Then the writing starts. Once the chapters are written, a copy editor goes through them—yes, folks, chapter by chapter, word by word—and fixes up grammar, spelling, punctuation, incorrect facts, silly statements and absolute balderdash. Then I get it all back again, read through it, make any more changes. It’s all very time-consuming, as you can see.

During this time, our illustrious illustrator does his thing, with faxes and scans flying backwards and forwards between us to get everything exactly right.

Meanwhile, just like in the Gantt and PERT charts in Chapter 17, the publishers will be designing the book, literally from cover to cover. Colours, fonts, layout, everything you can imagine. Technical wizards work on the website to support the text and other technical wizards work on the e-text, all very tricky technically, never mind the actual content.
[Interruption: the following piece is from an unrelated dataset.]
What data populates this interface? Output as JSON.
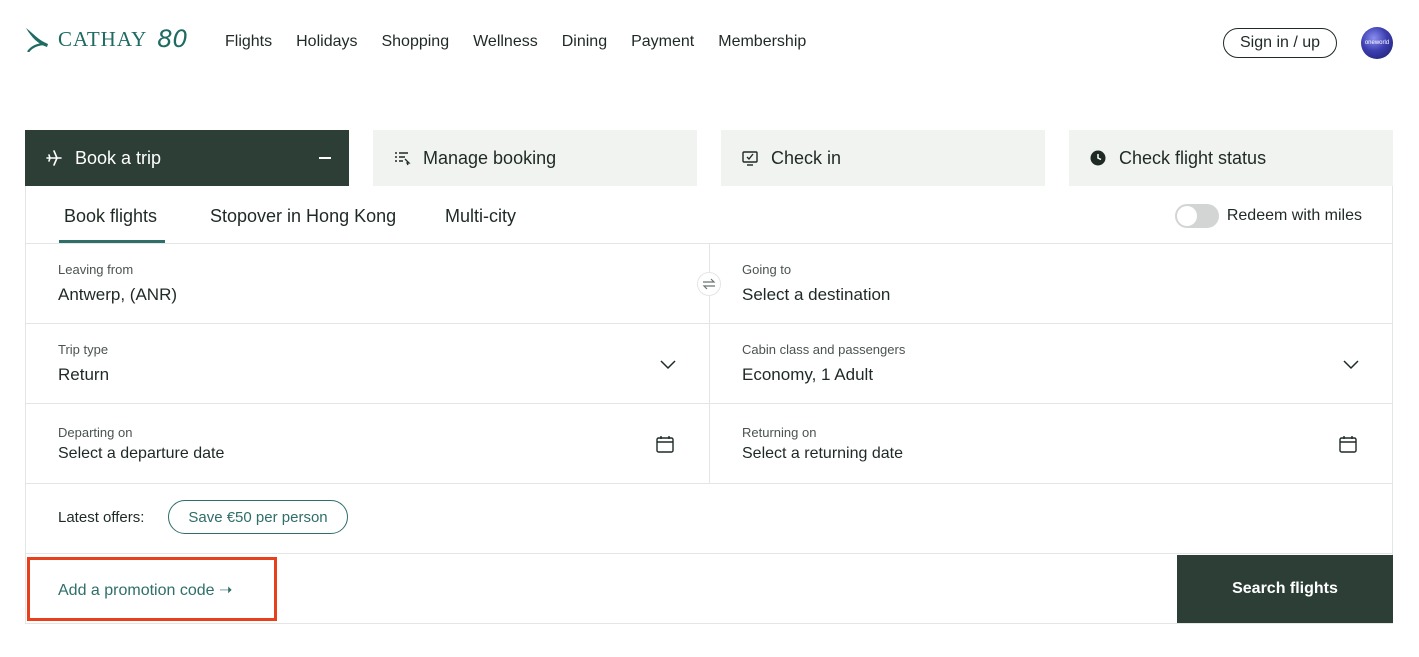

Early-ish in 2015, I’ll receive the ‘page proofs’ to check over and a copy editor at the publisher will check over the publisher’s page proofs; these are exactly what the pages of the text itself will look like. The object is to spot typos and other errors and have one last chance to update statistics; the errors we spot are then fixed and updates added, while an indexer reads the page proofs to prepare the index. Then the text can actually go to the printer.

That’s when I get back to work on the next big chunk of the project, this time on the portions I provide for the website, for the general section and the teachers’ and readers’ sections.

By the time the text is out, many brains and many pairs of eyes and hands have worked on it, all pulled together by the acquisitions editor. Teachers should start seeing the 6th edition towards the end of September 2015 and everyone else will see it in early October, when it hits the shops. At that point, I think I’ll have a Becks and a lie down. And start researching for the 7th edition.

Discussion questions

How do you go about tackling long-term projects?

How to generate interest in your meetings with spiffy agendas

Whether they’re actual or virtual, how would you like people to look forward to attending your meetings,come prepared and actively participate?

You’ve seen in Chapter 27 (pages 875 – 876) that using verbs to write results-oriented agendas helps people focus on what each item is intended to achieve. Another idea I’ve recently come across is to pose each agenda item as a question, for example: What progress have we made on designing the customer survey? What improvements could we make to increase our efficiency in processing orders? This engages peoples’ thought processes.

Another idea is to state who is leading each agenda item. For instance, you could write: Keith to bring us update on the progress have we made on designing the customer survey; Amy to lead us in brainstorming ideas for increasing our efficiency in processing orders.  This opens up meetings and makes them a bit more interesting.

Discussion questions

What interesting ways of writing agendas have you come across?